There are plenty of power and USB ports, but you’ll need to use an adapter if you don’t already have the UK-style plug.
Lounge access options
As Qatar is a member of Oneworld, elite frequent flyers of many partner airlines can access this lounge.
- Class of travel: First Class (+1 guest) and Business Class passengers (no guest, excluding Business Lite) travelling on Qatar Airways or partner airlines (though you will likely be eligible for a higher lounge such as Al Mourjan Business or Al Safwa First).
- Airline frequent flyer status: Platinum frequent flyer status with Qatar Airways Privilege Club (+ 2 guests, plus children) flying Qatar Airways in Economy or Business Lite (P).
- Partner frequent flyer status: Platinum frequent flyer status with partner airlines (+1 guest, plus children), such as Virgin Australia Velocity Platinum, flying Qatar Airways in Economy or Business Lite (P).
- Alliance frequent flyer status: Oneworld Emerald-equivalent status with oneworld partners, such as Qantas Platinum and British Airways Gold (+1 guest), flying Qatar Airways in Economy or Business Lite (P).
- Lounge pass redemption: Existing Qatar Airways Platinum members can use their five annual guest lounge passes to bring extra guests into the lounge.
With real Champagne and freshly-cooked food, the Qatar Airways Platinum Lounge holds its own against many other airline’s flagship Business Class lounges.
After coming off a long flight from Australia in Economy, I was glad of the opportunity to tuck into some decent food and wash it down with a mimosa. But I missed out on being able to refresh with a shower, unfortunately.
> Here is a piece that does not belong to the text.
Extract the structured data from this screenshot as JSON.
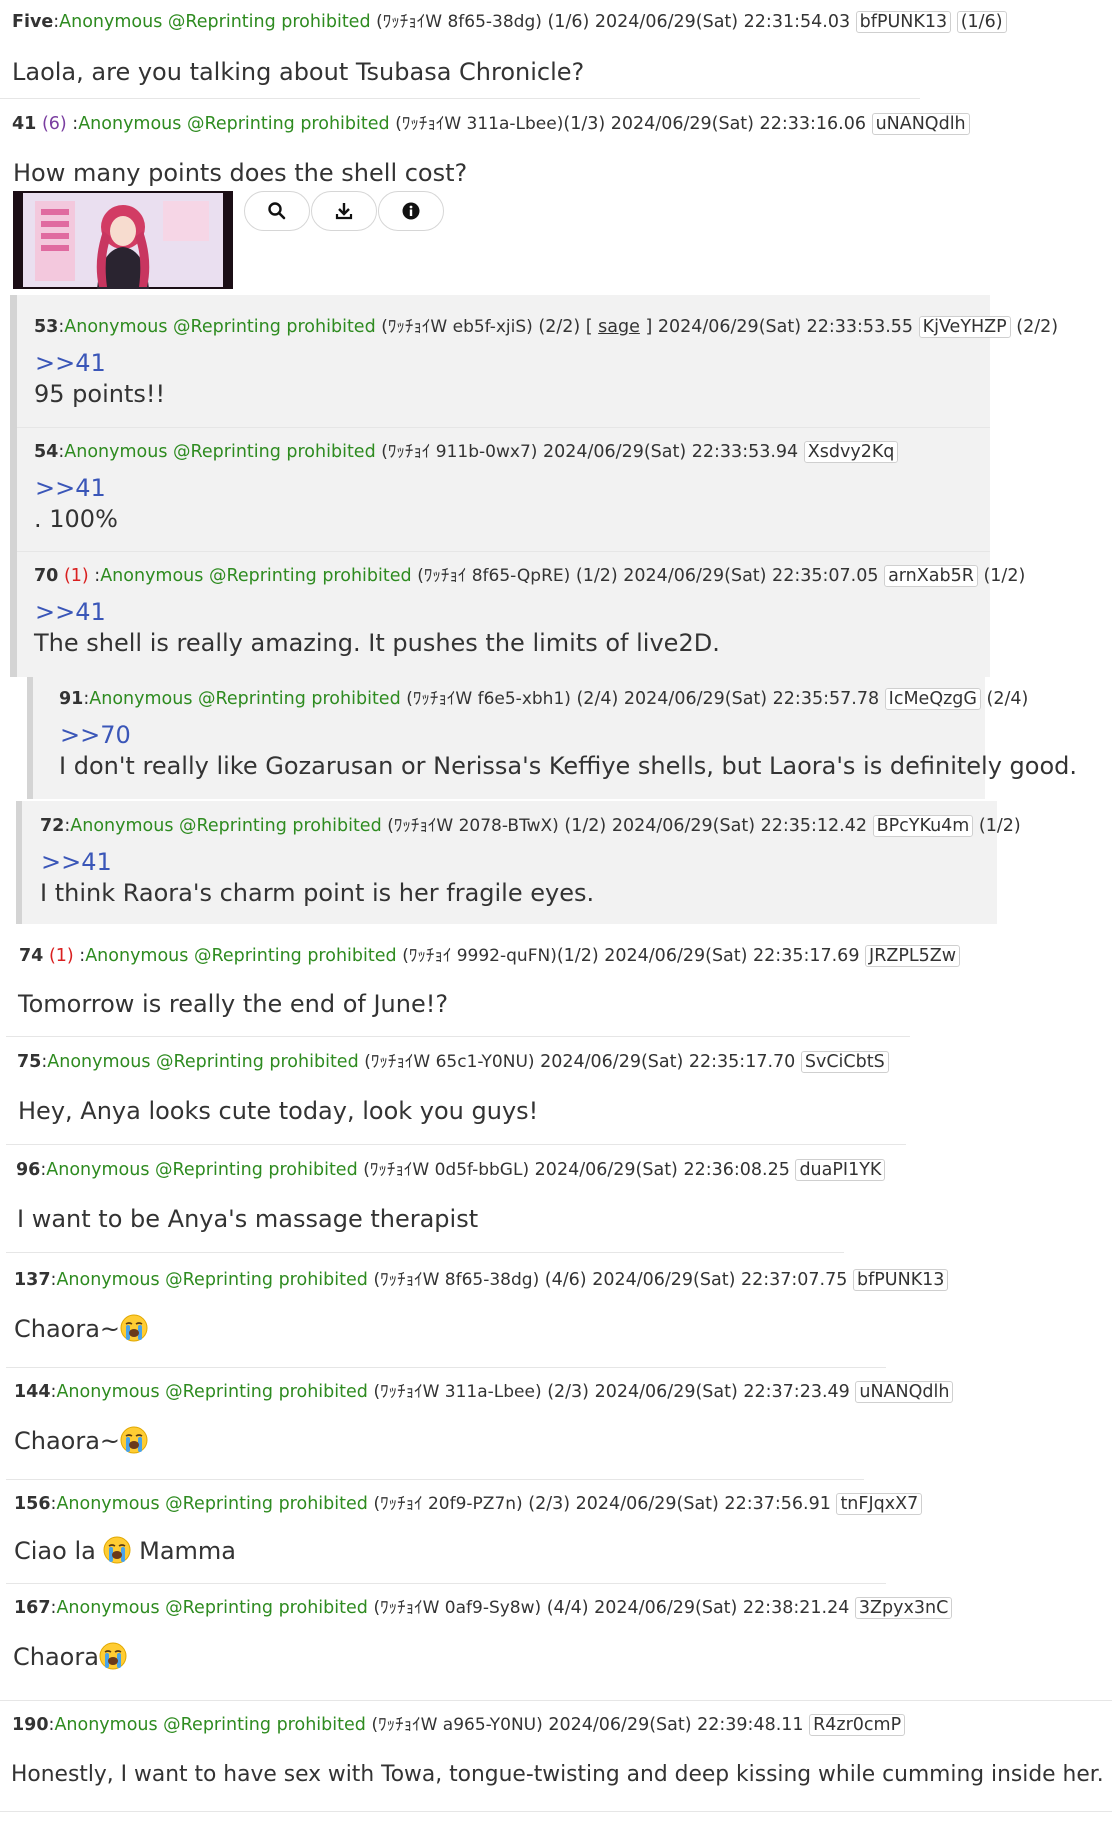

The main issue with this lounge is one of size – it’s only just managing with the current crowds and the bathroom facilities are far too small for the space. Hopefully, this problem is mitigated once the Platinum North lounge opens in the new ‘Garden’ precinct, along with new Silver and Gold lounges.
All photography by Brandon Loo, who travelled at Point Hacks’ expense.